Since I got started on this site rather late in the year, I haven’t done any posts yet on hot tech news. So I’ll do a quick rundown on some of the coolest stuff to hit the interwebs this year.
Google Glass–wearable internet. Looks like a pair of glasses without the lenses, but I see lenses are available. I’m cloudy on the projection, how one sees what is projected. Right now they’re pretty expensive–$1500–but the price is expected to drop dramatically once they go into full production. I’m also not clear on internet access method, simply because I haven’t gone looking. I see limited application beyond being a toy. I can see how for people with disabilities it could introduce new methods of access to information. I can also see that it may introduce eyestrain issues, not to mention being a huge distraction for some people. I can see the need for legislation regarding its use, which I find unfortunate because I would rather see LESS legislation rather than MORE; but in order to protect the privacy and rights of the viewed, something will need to be put into place.

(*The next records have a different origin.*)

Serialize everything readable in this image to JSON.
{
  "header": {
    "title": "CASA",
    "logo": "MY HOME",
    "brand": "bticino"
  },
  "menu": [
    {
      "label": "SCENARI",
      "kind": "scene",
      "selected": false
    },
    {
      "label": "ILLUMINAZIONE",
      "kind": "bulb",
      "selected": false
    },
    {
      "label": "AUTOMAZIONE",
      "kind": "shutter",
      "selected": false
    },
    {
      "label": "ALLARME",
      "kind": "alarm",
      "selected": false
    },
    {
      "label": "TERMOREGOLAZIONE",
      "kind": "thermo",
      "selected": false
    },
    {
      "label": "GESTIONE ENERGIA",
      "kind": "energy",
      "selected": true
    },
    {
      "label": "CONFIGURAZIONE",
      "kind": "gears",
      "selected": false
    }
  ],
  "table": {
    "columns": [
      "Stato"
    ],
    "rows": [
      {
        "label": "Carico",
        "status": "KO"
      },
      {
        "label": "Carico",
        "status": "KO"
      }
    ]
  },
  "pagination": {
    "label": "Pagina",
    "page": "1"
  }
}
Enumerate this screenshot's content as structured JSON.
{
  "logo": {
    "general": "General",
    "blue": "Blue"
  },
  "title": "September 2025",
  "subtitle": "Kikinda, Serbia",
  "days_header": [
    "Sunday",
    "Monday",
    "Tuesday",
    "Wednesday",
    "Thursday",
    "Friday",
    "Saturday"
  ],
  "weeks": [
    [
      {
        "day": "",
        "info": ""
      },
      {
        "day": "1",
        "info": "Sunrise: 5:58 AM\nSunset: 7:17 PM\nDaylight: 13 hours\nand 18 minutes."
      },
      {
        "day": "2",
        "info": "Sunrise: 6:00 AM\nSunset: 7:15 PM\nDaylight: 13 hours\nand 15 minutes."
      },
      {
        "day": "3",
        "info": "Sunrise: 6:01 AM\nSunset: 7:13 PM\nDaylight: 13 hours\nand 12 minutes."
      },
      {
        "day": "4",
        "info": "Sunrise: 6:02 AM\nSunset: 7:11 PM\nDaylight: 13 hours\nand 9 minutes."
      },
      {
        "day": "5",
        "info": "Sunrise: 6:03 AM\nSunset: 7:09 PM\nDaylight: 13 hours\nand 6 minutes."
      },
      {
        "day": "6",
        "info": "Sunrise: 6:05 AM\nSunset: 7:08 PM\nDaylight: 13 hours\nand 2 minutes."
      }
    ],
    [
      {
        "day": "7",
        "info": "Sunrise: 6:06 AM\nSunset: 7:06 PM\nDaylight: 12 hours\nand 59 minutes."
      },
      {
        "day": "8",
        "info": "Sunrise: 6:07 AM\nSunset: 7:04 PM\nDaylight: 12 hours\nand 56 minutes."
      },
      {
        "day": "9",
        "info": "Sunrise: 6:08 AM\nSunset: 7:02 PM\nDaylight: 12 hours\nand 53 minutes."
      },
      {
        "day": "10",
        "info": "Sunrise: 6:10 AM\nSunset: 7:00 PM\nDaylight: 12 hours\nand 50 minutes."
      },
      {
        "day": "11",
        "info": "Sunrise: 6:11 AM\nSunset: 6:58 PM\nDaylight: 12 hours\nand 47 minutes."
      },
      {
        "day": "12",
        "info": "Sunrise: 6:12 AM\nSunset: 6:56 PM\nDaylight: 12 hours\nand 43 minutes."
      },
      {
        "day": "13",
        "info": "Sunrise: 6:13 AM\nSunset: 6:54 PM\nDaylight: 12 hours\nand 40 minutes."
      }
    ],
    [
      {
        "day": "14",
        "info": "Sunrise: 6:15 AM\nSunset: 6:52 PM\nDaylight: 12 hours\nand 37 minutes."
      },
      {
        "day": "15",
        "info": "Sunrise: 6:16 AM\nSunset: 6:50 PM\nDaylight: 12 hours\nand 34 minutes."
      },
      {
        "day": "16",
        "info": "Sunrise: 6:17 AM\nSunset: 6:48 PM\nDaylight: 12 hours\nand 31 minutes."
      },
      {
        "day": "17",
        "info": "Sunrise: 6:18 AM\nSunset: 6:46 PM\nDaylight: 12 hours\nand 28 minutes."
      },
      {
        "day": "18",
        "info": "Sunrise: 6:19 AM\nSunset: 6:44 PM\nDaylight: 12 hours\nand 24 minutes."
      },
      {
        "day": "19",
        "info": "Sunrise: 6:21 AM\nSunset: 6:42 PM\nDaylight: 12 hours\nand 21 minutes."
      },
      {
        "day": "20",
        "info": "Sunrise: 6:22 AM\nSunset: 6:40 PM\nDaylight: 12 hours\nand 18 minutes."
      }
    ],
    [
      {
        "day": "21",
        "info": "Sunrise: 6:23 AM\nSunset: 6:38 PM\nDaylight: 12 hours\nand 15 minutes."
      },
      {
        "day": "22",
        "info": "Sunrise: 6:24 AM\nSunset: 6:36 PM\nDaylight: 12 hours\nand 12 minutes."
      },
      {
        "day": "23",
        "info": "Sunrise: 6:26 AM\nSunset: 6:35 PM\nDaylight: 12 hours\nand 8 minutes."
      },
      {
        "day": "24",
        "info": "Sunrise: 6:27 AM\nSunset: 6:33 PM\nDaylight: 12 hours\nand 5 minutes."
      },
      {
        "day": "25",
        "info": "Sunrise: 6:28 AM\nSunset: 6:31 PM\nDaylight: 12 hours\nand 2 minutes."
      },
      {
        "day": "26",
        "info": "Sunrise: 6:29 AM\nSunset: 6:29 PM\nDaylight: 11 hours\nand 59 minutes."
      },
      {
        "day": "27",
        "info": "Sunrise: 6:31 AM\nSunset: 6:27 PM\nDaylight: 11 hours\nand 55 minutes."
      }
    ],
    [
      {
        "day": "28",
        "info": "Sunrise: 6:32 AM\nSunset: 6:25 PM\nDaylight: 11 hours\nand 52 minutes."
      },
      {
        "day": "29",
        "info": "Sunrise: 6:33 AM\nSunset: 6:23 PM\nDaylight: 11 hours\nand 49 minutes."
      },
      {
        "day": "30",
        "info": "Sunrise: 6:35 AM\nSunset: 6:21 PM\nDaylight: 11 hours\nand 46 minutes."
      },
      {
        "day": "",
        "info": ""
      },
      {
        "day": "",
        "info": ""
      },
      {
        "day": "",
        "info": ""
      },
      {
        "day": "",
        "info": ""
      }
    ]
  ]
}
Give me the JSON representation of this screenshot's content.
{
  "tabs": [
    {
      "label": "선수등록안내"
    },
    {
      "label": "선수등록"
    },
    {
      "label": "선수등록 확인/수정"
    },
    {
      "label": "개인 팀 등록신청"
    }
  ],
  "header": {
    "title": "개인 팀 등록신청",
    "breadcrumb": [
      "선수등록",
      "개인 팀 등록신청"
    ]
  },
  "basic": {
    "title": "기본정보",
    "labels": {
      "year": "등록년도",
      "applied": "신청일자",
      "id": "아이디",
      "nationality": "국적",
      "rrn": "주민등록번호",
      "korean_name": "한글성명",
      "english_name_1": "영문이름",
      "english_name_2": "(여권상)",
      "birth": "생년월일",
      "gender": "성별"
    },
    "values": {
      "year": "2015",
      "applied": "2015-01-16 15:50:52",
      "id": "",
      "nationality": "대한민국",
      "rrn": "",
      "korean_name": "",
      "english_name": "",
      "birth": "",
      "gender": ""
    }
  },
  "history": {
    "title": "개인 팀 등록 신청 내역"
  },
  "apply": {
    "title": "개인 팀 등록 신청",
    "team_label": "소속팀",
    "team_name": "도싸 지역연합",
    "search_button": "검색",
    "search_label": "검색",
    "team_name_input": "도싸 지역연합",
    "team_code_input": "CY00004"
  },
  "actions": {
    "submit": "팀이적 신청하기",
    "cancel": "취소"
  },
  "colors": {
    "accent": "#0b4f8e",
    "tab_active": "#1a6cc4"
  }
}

Copyright Lawyers were the Big Winners–Please notice that I did not say copyright HOLDERS. Right up there with them is Patent Trolls. The concept of “Fair Use” is still in play but when the internet police are using robots as a poor substitute for common sense, a takedown notice is becoming disappointingly common. It’s expensive to fight both fraudulent Digital Millennium Copyright Act (DMCA) takedown notices and patent lawsuits, and it’s immoral to have to do so. Patent trolls buy up patents or secure a patent on a technology that they didn’t create, can’t explain, and don’t produce, which is a bit of an indictment on the patent system itself. Pay attention to what you use and how you use it, but for the most part, understand that DMCA trolls and patent trolls are actually trolling for deep-pocketed fish.
Bitcoin–the emerging internet currency. Anonymous like cash, losable like cash, stealable like cash, ephemeral as mist. Usable for much more than illicit drugs and firearms, Overstock.com announced that it will begin accepting Bitcoin as currency for its transactions. I don’t own any Bitcoin, it’s hard to get organically at this point, and the price is highly volatile, due partly to the uncertainty of its future and acceptance. There were a couple of notable stories this year on Bitcoin: one man forgot that he had the encryption key to his Bitcoin vault stored on his hard drive and tossed the computer into a landfill. (Not a good idea anyway due to the toxic components in computers.) He says he had over a million dollars in Bitcoin that he now cannot get to. Still unclear as to how that will play out, but the nature of Bitcoin is that it is untraceable, so he may just be out that million dollars. The other story is about a theft of Bitcoin from one of the Bitcoin exchanges–a bunch of customers just plain lost their money when some of the exchange officials took it and split. Not that our currency is solid and stable, but it’s still a touch more predictable than Bitcoin at this point.
Raspberry Pi–the palm-sized computer for serious enthusiasts–became more widely available this year. If you want to learn how computers work, get this affordable device ($25), scour the web for some instructions, and get started.